The size of Generali's planned capital increase, however, has some analysts questioning the strength of Generali's bid vs. Allianz.

"Generali has almost a mythic status in Italy," according to Tim Dawson, insurance analyst at London stockbroker Barclay de Zoete Wedd. But investor interest in Generali, even in Italy, is beginning to decline as opportunities more attractive than insurance arise in newly privatized industries, he said.

"People always assume that the position of the Italians (in the bid for AGF) is stronger than it seems. This will end up as a head-to-head battle, but my sense is that Allianz is the more credible bidder," said Mr. Dawson.

A lack of information from Generali about its intentions in light of the Allianz offer also has left some stock analysts unimpressed. Both Allianz and AGF have made presentations to investment analysts in London and Paris, while Generali has not.

"You can't say to shareholders we want more money from you but then still be secretive," said Mr. Lindsay.

At the same time, some analysts say it would not take much for Generali to close the gap with Allianz's bid.

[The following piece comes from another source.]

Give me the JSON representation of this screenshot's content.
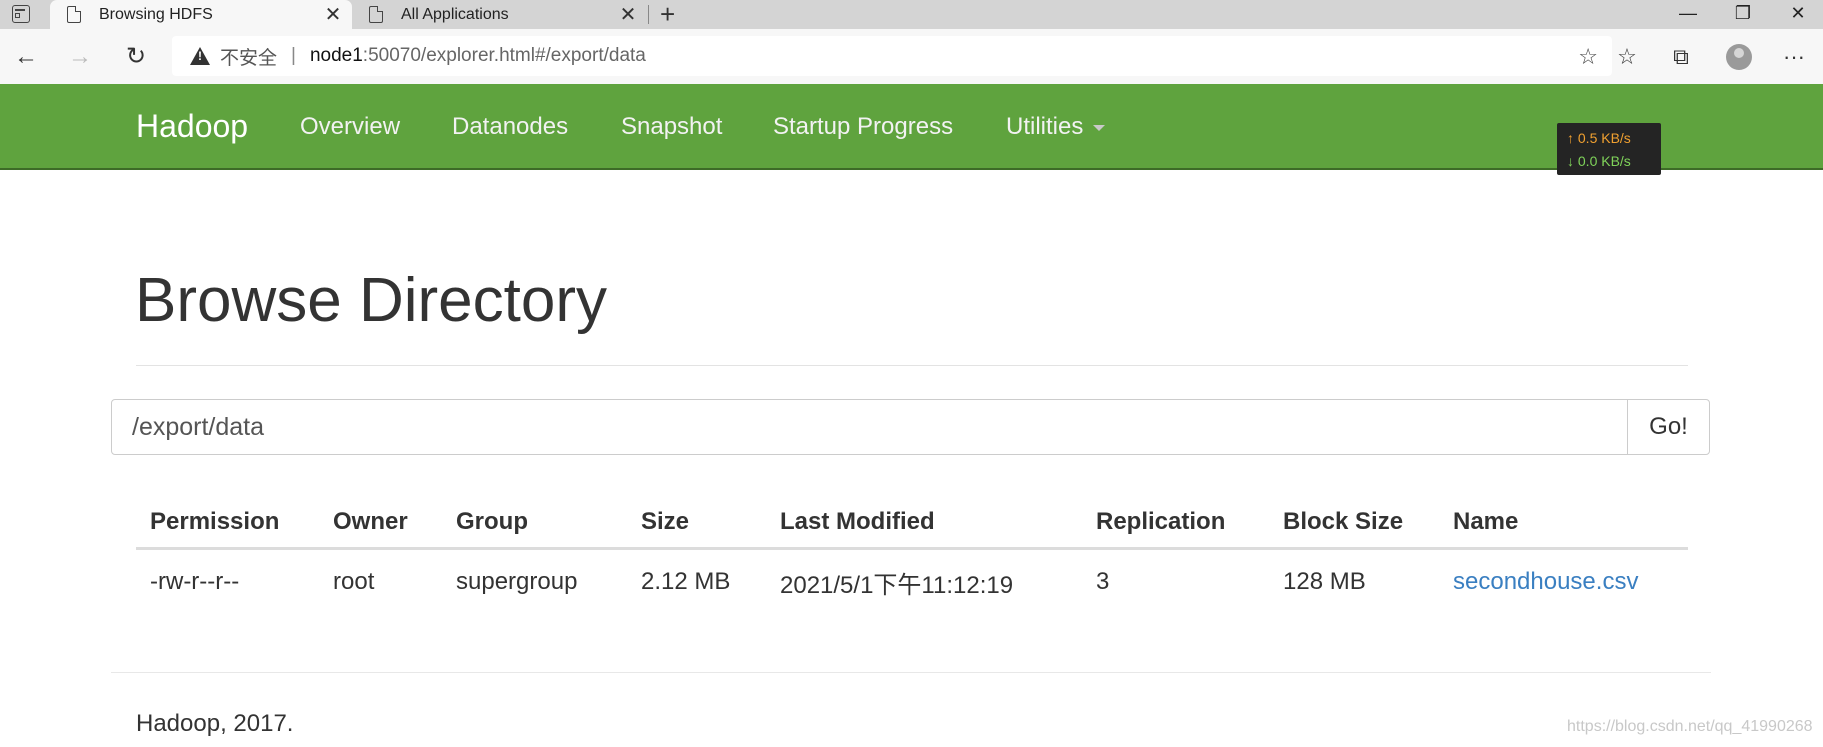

"I don't think there's much difference between the two. Generali is offering 300 French francs per share ($51.57) for 100% of AGF, and Allianz is offering 320 francs ($55) for 51% with a guarantee of 360 francs ($61.88) in June 2000. There's not much difference in today's money. I would find it ridiculous if Generali didn't come back," Mr. Lindsay said.

Some analysts also said they were surprised that Allianz will raise part of the funds it needs through a rights issue, since the company is widely regarded as cash-rich.

But an Allianz spokesman in Munich cautioned against the assumption. "We are constantly overestimated," he said.

Allianz will raise 9.2 billion deutsche marks ($5.29 billion) for its acquisition in two ways, the spokesman explained. About 4.2 billion deutsche marks ($2.42 billion) will come from internal funds, 3 billion deutsche marks ($1.73 billion) from a rights issue and 2 billion deutsche marks in an exchangeable bond issued by the insurer and/or a warrant.

Mr. Lindsay noted that there is a trend in the European insurance market for larger companies to acquire a 51% controlling stake in a smaller group and allow the subsidiary certain autonomy.

"This substantially reduces up-front costs," he said.

However, Mr. Lindsay said he believes that Generali could win the battle for AGF by offering a much larger share price for 75% of AGF's stock. If Allianz really wanted to buy AGF, he said, it would have bid a higher price from the outset, as that has been the company's acquisition strategy to date, he contends.

Meanwhile, all three companies have rebutted rumors that they might agree to have Generali acquire shares now held by Allianz and AGF in German insurer Aachener & Munchener Beteiligungs.

Discounting any pending deal on AMB, Generali's Mr. Pagnanelli said that "there will be a long, long negotiation. All options are open. The situation could evolve in a way that no one could expect."

The Allianz spokesman said that under French law only the two parties involved in a takeover could discuss such a deal. Talks on ceding shares in AMB to a third party like Generali would, therefore, not be possible, he said. "The two parties cannot make that sort of a contract" until after a takeover is completed, the spokesman said.

AGF Chairman Antoine Jeancourt-Galignani said in an interview with a German newspaper that AGF is prepared to sell its 33% stake in AMB. Allianz noted in its Nov. 17 bid announcement that AMB was not a strategic asset.